Spine Treatment article - MasterfileNonsurgical treatment is appropriate when the symptoms of spinal stenosis are mild or if a person is not a good candidate for surgery—for example, an older adult who also has another serious illness. Treatment includes

  • pain relievers such as acetaminophen (Tylenol) or NSAIDs
  • weight loss
  • and, especially, exercises to increase flexibility.
  • Some success has been reported with the use of caudal epidural blocks—injections of pain relievers and a steroid directly into the base of the spine.

    If these measures fail to control symptoms, surgery is considered. Surgery is necessary when severe neurological deficits or impaired bowel or bladder function develop.

    Spinal Stenosis Surgery

    Decompression surgery for spinal stenosis enlarges the spinal canal to relieve pressure on the spinal cord. After the spinal column is opened at the narrowed points, the bone or fibrous tissue responsible for the constriction is removed. At times, a disk or fragments of a disk also may be removed. If an extensive amount of bone is removed, it may be necessary to fuse together two or more vertebrae to stabilize the spinal column (this may slightly decrease a person’s flexibility).

    The hospital stay for decompression surgery is typically three to five days. A person can get around using a walker the first or second day and then graduate to a cane, which he or she uses for six to 12 weeks. After that, walking without assistance is usually possible. Results tend to be excellent if the disease is limited to one or two vertebrae. Studies have shown that leg pain associated with stenosis significantly improves after surgery in 70 to 85% of people.

    Surgery Risks

    Older adults with spinal stenosis may have other health conditions, such as heart disease or arthritis, that increase the risk of surgical complications. These conditions do not necessarily rule out surgery as a treatment option, however.

    In one study, investigators monitored 50 people, age 71 to 84, who had undergone decompression surgery. Half of the people had other disorders that severely limited their mobility. No complications involving anesthesia, the heart, or blood clots occurred during the procedure. After two years, 28 of the study participants (more than half) rated the procedure’s effect on their leg pain as excellent (almost or totally pain free); nine reported fair relief (improved but residual pain); and nine said their pain was unchanged. Although the operation provided some relief, the rates of excellent outcomes were not as high as researchers had hoped. Therefore, although having other health conditions did not cause additional complications, it appeared to reduce the chances of obtaining the best results.

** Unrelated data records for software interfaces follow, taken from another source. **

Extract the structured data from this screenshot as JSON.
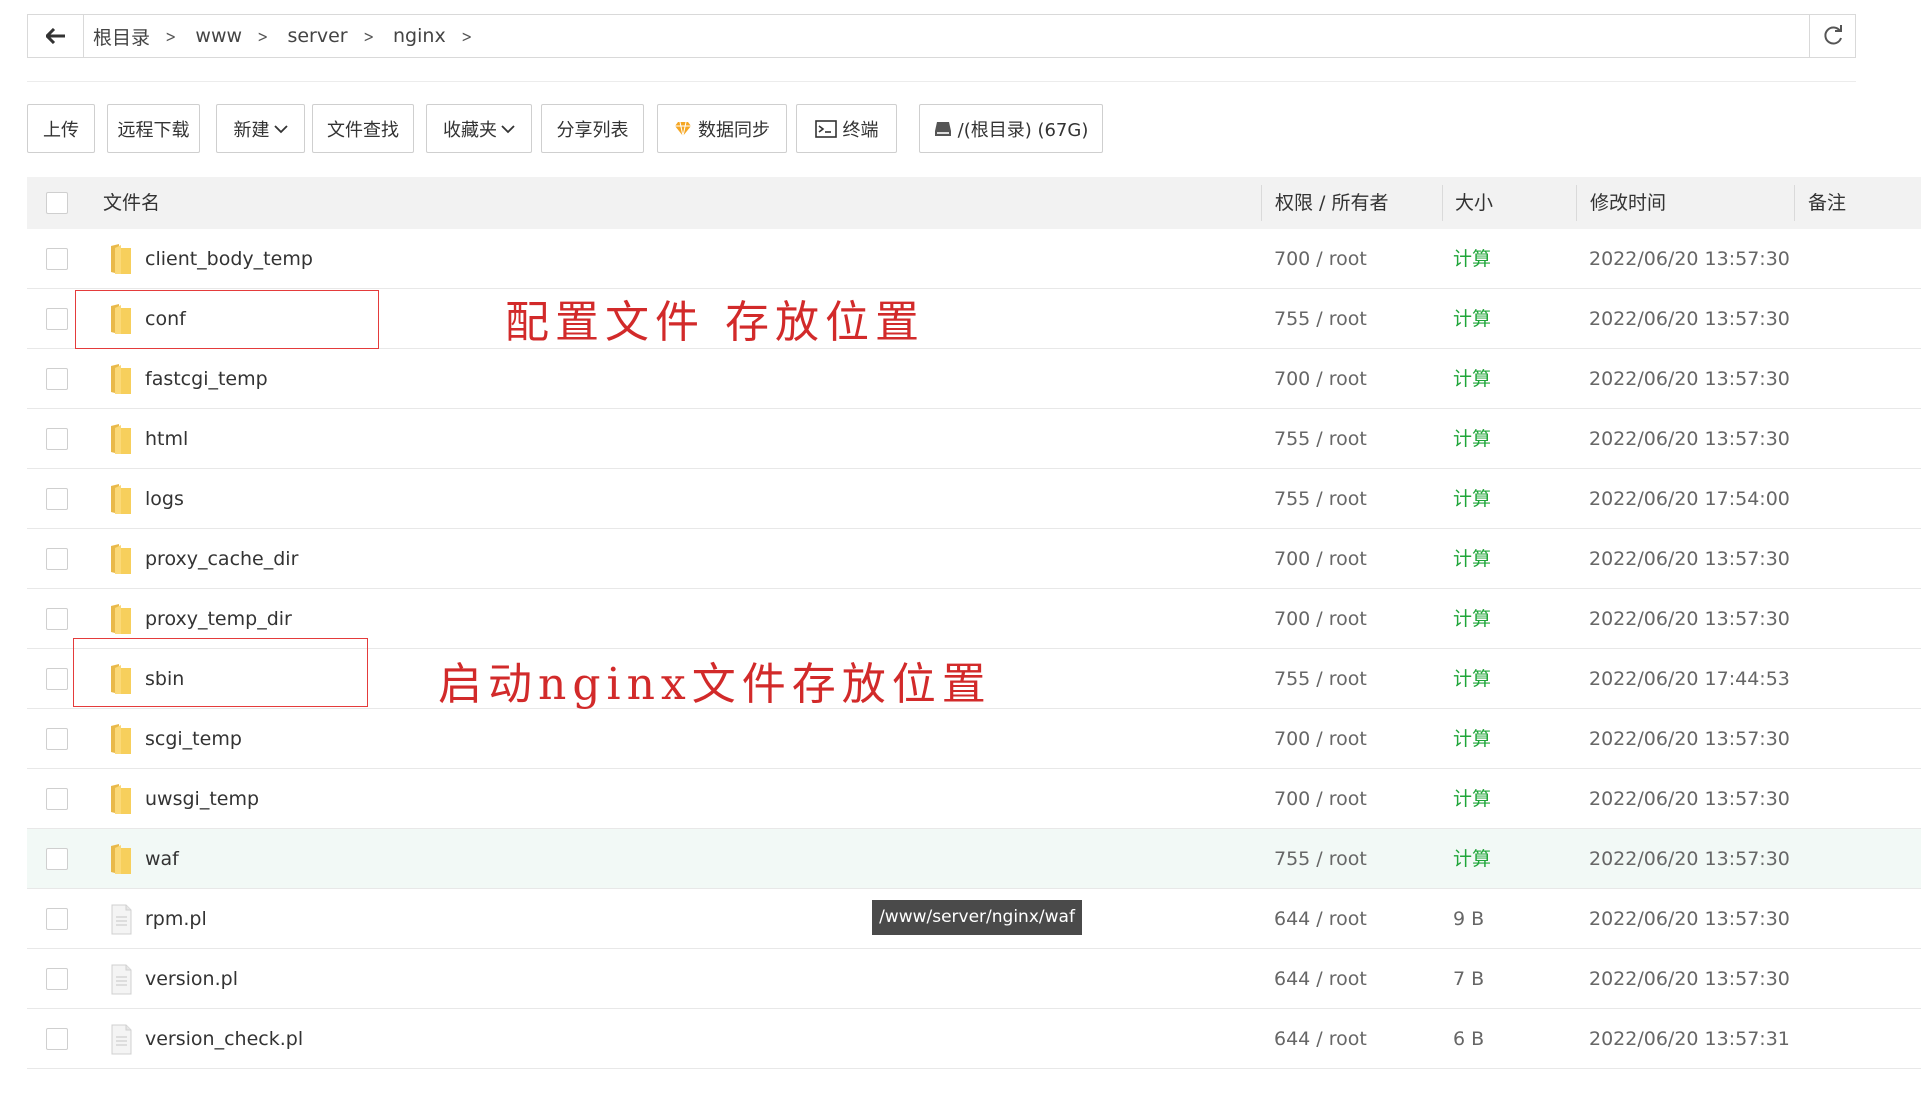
{
  "pathbar": {
    "crumbs": [
      "根目录",
      "www",
      "server",
      "nginx"
    ]
  },
  "toolbar": {
    "upload": "上传",
    "remote_download": "远程下载",
    "new": "新建",
    "file_search": "文件查找",
    "favorites": "收藏夹",
    "share_list": "分享列表",
    "data_sync": "数据同步",
    "terminal": "终端",
    "disk": "/(根目录) (67G)"
  },
  "table": {
    "headers": {
      "name": "文件名",
      "perm": "权限 / 所有者",
      "size": "大小",
      "mtime": "修改时间",
      "note": "备注"
    },
    "rows": [
      {
        "name": "client_body_temp",
        "type": "folder",
        "perm": "700 / root",
        "size": "计算",
        "mtime": "2022/06/20 13:57:30"
      },
      {
        "name": "conf",
        "type": "folder",
        "perm": "755 / root",
        "size": "计算",
        "mtime": "2022/06/20 13:57:30"
      },
      {
        "name": "fastcgi_temp",
        "type": "folder",
        "perm": "700 / root",
        "size": "计算",
        "mtime": "2022/06/20 13:57:30"
      },
      {
        "name": "html",
        "type": "folder",
        "perm": "755 / root",
        "size": "计算",
        "mtime": "2022/06/20 13:57:30"
      },
      {
        "name": "logs",
        "type": "folder",
        "perm": "755 / root",
        "size": "计算",
        "mtime": "2022/06/20 17:54:00"
      },
      {
        "name": "proxy_cache_dir",
        "type": "folder",
        "perm": "700 / root",
        "size": "计算",
        "mtime": "2022/06/20 13:57:30"
      },
      {
        "name": "proxy_temp_dir",
        "type": "folder",
        "perm": "700 / root",
        "size": "计算",
        "mtime": "2022/06/20 13:57:30"
      },
      {
        "name": "sbin",
        "type": "folder",
        "perm": "755 / root",
        "size": "计算",
        "mtime": "2022/06/20 17:44:53"
      },
      {
        "name": "scgi_temp",
        "type": "folder",
        "perm": "700 / root",
        "size": "计算",
        "mtime": "2022/06/20 13:57:30"
      },
      {
        "name": "uwsgi_temp",
        "type": "folder",
        "perm": "700 / root",
        "size": "计算",
        "mtime": "2022/06/20 13:57:30"
      },
      {
        "name": "waf",
        "type": "folder",
        "perm": "755 / root",
        "size": "计算",
        "mtime": "2022/06/20 13:57:30"
      },
      {
        "name": "rpm.pl",
        "type": "file",
        "perm": "644 / root",
        "size": "9 B",
        "mtime": "2022/06/20 13:57:30"
      },
      {
        "name": "version.pl",
        "type": "file",
        "perm": "644 / root",
        "size": "7 B",
        "mtime": "2022/06/20 13:57:30"
      },
      {
        "name": "version_check.pl",
        "type": "file",
        "perm": "644 / root",
        "size": "6 B",
        "mtime": "2022/06/20 13:57:31"
      }
    ]
  },
  "tooltip": "/www/server/nginx/waf",
  "annotations": {
    "conf_note": "配置文件 存放位置",
    "sbin_note": "启动nginx文件存放位置"
  },
  "colors": {
    "calc_green": "#20a53a",
    "annotation_red": "#d22a2a",
    "folder_yellow": "#f7cf5c"
  }
}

    Publication Review By: Lee H. Riley III, M.D., and Suzanne M. Jan de Beur, M.D.

    Published: 04 Aug 2011

    Last Modified: 18 Nov 2011